Entries shown
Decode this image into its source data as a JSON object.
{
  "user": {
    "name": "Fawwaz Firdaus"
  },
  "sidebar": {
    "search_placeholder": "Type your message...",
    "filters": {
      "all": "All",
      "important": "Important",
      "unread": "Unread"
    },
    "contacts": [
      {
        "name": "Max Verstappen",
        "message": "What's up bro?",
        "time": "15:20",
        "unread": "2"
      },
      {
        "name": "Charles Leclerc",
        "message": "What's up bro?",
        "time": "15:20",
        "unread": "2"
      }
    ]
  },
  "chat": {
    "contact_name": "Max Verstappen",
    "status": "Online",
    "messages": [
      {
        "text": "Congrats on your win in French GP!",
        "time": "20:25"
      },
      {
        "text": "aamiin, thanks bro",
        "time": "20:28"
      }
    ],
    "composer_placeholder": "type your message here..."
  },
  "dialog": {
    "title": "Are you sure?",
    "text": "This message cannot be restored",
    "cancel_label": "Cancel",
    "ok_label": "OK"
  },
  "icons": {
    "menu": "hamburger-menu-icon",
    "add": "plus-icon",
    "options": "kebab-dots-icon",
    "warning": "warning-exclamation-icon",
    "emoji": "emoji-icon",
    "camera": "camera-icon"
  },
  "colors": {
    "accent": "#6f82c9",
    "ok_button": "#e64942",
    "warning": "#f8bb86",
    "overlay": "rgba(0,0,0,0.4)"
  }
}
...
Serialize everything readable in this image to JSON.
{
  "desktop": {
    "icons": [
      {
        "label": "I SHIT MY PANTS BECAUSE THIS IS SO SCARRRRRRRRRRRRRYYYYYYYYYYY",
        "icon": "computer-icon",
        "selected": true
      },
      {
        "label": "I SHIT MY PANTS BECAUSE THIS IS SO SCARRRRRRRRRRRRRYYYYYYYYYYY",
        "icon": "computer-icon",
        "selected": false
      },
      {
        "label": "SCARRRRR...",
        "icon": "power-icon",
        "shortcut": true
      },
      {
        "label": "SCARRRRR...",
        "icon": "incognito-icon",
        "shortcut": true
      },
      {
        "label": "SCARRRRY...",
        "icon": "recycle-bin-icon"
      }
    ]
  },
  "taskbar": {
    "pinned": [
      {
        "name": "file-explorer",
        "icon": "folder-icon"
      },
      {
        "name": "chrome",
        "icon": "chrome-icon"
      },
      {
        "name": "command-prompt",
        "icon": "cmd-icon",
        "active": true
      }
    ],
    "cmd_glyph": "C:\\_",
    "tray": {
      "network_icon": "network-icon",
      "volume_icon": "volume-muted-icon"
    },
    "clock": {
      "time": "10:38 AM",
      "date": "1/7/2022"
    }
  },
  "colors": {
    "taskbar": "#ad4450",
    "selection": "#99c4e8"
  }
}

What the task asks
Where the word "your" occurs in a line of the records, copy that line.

Expected answer
    "search_placeholder": "Type your message...",
        "text": "Congrats on your win in French GP!",
    "composer_placeholder": "type your message here..."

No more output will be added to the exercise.